The baranda, forming the top most part of the bada has a set of moldings, starting with one molding in the early phase progressing into seven and ten moldings in the later and last phases of the classical tradition. The gandi (or the torso) of deul has a curvilinear super structure; in the temples of early phase gandi is devoid of any sculptural embellishment. Fully developed temples have ornamental bhumis, chaity motifs and angasikharas (miniature shrines). The gandi of jagamohana is of pyramidal shape (designed with receding tiers in a sequence so as to reduce the top most tier to the half of the lower tier). The mastaka (the head) consisted of the beki (neck) or recessed cylindrical portion above gandi, amalaka (ribbed circular stone, resembling the amla fruit), khapuri (skull), kalasa (auspicious pot) and the ayudha (weapon of the enshrined deity) in succession.
The mastaka of the Pidha deul has the same features except for the addition of ghanta (bell). The horizontal cross- section of the bada and gandi in both the rekha and the pidha deul are square, while the mastaka is circular. The ground plan of khakhara deul is oblong. The temples are remarkable for abundance of sculptures. Stella Kramarisch has aptly remarked, "Architecture in Orissa is but sculpture on a gigantic scale". The sculptural repertory consists of human figures, kanyas, erotic motifs, cult icons, animal figures including mythical and composite figures, decorative designs like variety of scrolls and architectural motifs like pidha mundi, khakhara mundi, vajra mundi etc.
The temple style was in full vigor in the wake of vast religious and cultural resurgence that took place when the Sailodbhavas ruled from the middle of 6th century A.D till the first quarter of 8th century A.D .The temple building activities gained momentum under the Bhaumakaras (736-950 A.D) and the Somavamsis (950-1112 A.D) and reached the climax during the Ganga period (1112-1435 A.D) .The activities however continued even under the Suryavamsi-Gajapatis (1435-1542 A.D) though on a very small and impoverished scale. To a keen observer, the temples of Orissa portray a picture of organic evolution from Parasuramesvara to Lingaraja through Muktesvara and Vaital, which ultimately culminated in Puri and the gigantic Konark.

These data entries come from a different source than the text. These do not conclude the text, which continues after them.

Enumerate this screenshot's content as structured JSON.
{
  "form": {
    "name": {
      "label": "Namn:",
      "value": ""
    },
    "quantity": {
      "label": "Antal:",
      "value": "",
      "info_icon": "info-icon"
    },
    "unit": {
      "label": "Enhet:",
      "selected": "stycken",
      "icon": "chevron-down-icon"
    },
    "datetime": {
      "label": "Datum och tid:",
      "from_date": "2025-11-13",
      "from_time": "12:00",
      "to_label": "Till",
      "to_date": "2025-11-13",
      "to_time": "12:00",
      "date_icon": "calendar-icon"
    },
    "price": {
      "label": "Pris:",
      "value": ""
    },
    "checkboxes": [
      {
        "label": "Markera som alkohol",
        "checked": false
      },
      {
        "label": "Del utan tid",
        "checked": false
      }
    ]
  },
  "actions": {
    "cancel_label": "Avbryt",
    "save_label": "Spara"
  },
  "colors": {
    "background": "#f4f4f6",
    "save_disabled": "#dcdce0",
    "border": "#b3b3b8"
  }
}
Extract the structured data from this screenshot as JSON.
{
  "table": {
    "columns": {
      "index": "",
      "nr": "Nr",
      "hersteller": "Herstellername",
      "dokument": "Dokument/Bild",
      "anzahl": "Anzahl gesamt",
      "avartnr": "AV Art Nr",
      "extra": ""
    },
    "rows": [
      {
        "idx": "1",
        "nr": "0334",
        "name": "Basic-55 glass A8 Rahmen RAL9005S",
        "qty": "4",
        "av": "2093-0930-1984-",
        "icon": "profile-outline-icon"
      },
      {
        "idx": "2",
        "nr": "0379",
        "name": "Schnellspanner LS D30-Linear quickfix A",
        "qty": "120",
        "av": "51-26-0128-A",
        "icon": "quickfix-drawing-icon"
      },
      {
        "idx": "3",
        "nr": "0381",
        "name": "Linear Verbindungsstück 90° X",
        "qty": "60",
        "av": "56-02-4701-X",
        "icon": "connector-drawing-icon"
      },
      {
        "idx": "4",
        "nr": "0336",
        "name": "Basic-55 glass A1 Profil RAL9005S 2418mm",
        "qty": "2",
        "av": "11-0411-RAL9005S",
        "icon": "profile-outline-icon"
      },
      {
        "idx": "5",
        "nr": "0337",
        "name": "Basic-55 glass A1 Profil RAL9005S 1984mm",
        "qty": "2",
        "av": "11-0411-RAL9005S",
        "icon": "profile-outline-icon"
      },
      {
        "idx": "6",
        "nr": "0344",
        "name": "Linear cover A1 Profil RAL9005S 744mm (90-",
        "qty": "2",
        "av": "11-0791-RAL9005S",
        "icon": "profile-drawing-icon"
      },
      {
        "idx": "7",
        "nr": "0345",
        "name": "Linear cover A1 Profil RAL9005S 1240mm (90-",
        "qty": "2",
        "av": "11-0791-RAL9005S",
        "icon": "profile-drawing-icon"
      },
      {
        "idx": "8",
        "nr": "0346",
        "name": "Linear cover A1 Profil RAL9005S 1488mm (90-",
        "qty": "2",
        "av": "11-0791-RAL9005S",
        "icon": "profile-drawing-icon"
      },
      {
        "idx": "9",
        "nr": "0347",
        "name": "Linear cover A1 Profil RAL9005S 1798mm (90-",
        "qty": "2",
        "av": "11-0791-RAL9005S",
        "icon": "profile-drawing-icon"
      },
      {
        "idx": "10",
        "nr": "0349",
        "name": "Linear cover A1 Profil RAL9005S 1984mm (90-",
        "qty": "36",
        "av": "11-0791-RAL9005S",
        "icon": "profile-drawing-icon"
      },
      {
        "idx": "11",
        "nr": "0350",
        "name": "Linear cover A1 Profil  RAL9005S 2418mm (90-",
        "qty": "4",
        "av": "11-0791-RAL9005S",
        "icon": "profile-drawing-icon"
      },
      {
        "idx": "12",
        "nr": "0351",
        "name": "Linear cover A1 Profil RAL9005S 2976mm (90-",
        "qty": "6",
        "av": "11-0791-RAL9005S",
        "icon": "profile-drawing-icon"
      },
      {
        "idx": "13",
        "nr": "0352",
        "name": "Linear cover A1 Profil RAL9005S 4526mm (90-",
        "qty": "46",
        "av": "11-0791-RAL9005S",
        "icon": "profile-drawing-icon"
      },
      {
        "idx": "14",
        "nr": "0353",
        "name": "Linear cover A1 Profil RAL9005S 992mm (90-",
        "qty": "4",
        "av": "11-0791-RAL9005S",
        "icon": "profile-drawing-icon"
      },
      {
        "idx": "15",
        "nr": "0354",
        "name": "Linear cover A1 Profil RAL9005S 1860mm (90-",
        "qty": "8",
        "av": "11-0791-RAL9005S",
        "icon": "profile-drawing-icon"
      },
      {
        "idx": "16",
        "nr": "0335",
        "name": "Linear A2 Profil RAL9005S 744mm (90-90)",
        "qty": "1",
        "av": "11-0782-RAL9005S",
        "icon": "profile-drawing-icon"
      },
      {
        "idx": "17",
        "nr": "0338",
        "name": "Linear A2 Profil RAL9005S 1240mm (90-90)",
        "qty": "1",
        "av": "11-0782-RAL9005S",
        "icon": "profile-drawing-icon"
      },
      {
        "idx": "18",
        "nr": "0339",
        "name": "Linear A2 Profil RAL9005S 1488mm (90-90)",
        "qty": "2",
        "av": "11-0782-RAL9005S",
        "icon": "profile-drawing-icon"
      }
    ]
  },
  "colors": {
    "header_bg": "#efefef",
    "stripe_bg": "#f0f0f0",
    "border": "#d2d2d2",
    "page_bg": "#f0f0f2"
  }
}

Architecture of temples of Orissa is like the soothing symphony that whispers the greatness of the glorious Oriya culture in the indelible history of mankind. They have been symbolic of the indigenous culture of a great civilization and a gift to the present from the past.